■ REQUIRED ACTION ■
Your task is to find every line of the listing that includes "name" and copy it.
──────
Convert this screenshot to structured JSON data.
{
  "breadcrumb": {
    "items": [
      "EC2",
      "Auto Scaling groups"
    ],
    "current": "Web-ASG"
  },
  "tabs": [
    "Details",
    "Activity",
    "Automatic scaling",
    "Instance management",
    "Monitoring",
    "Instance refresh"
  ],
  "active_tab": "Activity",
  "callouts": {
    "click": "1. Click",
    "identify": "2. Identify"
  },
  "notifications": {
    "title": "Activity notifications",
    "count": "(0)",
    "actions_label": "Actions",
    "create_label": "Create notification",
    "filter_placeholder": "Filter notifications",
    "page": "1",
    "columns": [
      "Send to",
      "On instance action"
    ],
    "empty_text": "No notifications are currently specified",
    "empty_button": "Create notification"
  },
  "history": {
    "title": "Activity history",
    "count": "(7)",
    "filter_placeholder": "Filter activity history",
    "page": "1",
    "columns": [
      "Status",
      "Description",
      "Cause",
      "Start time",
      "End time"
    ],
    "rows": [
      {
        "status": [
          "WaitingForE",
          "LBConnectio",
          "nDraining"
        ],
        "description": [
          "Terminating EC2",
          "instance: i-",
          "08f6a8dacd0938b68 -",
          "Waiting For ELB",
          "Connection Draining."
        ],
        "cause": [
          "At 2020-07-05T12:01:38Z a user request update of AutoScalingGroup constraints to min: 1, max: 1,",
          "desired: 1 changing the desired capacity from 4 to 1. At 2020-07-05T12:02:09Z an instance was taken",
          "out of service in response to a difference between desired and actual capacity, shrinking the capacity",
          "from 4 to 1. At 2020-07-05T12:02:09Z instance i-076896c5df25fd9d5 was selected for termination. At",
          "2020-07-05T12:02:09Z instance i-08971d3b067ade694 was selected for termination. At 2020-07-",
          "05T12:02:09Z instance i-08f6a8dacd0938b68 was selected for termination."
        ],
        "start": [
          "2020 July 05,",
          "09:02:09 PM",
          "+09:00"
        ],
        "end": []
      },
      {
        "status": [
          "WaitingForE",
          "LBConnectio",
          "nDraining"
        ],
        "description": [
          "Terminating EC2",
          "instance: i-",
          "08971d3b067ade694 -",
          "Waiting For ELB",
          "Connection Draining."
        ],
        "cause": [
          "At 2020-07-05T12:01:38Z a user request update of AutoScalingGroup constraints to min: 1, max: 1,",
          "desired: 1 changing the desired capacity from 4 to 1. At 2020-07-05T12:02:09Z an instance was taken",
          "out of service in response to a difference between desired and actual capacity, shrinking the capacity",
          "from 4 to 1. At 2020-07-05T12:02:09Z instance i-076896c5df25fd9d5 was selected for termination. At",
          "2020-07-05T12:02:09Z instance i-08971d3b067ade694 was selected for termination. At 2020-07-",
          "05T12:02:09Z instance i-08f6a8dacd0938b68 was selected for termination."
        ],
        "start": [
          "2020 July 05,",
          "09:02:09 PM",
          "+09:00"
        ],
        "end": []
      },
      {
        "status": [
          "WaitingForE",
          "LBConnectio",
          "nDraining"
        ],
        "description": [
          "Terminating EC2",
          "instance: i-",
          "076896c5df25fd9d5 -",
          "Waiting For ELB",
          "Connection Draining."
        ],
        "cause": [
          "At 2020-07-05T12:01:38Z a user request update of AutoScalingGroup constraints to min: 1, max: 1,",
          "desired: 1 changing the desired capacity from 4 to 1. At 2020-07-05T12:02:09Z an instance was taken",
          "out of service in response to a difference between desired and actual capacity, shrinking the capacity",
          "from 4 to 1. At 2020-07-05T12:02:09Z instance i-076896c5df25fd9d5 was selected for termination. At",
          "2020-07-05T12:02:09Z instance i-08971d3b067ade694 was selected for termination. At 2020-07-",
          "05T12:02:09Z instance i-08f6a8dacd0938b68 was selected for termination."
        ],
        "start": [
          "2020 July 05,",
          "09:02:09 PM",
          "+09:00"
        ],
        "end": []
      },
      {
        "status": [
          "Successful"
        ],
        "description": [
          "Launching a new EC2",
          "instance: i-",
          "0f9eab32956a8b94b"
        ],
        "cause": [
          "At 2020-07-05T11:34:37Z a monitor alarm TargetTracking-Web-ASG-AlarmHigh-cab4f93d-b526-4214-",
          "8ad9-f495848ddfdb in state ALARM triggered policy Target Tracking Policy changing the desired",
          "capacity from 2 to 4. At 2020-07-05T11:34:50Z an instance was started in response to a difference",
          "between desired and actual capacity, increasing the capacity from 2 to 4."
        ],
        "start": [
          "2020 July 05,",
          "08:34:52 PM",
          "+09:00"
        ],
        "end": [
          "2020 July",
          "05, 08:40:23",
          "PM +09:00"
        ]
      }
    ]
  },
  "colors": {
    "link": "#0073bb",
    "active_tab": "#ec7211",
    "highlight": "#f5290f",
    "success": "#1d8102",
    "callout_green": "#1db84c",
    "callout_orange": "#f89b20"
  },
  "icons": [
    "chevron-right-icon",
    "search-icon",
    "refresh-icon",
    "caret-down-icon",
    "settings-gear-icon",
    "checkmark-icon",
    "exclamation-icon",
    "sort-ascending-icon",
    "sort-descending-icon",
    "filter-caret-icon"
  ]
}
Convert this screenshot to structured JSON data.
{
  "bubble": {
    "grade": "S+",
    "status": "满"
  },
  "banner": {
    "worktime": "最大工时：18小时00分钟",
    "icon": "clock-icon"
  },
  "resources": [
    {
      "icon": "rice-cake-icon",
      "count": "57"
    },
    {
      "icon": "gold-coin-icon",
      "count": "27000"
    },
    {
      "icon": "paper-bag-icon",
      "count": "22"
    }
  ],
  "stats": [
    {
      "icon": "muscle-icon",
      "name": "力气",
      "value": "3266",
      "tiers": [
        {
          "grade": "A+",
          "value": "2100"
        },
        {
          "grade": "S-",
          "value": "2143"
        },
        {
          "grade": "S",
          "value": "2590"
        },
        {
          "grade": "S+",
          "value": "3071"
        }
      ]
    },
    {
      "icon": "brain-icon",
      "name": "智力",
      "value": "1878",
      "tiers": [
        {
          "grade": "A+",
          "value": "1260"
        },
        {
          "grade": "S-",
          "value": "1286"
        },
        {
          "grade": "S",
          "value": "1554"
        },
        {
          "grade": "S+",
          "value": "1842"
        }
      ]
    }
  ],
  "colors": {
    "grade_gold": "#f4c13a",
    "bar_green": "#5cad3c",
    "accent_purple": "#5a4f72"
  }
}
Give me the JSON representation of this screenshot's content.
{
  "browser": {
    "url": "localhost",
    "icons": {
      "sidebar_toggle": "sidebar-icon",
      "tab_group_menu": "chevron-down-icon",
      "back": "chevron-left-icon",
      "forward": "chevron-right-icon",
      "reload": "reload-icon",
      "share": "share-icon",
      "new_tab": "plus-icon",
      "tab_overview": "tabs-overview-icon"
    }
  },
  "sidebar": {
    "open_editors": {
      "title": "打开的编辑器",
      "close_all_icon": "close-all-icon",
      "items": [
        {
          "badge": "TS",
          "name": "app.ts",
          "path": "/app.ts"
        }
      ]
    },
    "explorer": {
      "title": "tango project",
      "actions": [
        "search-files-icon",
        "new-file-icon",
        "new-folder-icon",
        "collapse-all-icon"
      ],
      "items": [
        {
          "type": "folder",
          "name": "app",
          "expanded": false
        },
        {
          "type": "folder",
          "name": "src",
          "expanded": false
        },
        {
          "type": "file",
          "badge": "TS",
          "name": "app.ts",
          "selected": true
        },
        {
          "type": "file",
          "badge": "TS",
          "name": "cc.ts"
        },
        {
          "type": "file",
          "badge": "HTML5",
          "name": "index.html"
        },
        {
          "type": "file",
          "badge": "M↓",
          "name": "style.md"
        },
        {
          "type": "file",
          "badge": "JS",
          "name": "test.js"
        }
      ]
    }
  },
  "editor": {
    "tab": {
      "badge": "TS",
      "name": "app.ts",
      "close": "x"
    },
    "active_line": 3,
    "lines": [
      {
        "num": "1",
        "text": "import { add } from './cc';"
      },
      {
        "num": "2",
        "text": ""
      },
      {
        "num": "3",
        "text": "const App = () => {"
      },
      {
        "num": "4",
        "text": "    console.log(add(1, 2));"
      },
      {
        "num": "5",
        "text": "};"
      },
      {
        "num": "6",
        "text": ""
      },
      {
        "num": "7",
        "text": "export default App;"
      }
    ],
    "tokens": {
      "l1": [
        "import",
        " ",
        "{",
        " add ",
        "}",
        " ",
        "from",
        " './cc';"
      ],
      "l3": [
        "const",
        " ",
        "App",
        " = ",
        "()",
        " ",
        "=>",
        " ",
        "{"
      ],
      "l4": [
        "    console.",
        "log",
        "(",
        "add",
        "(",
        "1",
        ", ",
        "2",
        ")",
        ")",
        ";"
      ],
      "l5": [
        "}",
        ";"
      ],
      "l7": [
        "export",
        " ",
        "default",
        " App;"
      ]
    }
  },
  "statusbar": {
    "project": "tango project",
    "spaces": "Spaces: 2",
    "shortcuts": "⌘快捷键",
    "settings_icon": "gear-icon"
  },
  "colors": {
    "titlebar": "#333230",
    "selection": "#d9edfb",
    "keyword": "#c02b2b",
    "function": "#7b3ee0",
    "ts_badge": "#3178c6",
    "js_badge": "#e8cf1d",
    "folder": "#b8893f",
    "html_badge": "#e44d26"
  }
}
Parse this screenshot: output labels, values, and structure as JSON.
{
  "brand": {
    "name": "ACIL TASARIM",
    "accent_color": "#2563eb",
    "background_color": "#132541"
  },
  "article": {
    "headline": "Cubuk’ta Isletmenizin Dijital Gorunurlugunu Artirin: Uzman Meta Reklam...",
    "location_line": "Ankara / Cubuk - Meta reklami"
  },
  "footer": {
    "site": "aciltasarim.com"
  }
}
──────
■ SOLUTION FOR THIS EXERCISE ■
      "name": "力气",
      "name": "智力",
          "name": "app.ts",
          "name": "app",
          "name": "src",
          "name": "app.ts",
          "name": "cc.ts"
          "name": "index.html"
          "name": "style.md"
          "name": "test.js"
      "name": "app.ts",
    "name": "ACIL TASARIM",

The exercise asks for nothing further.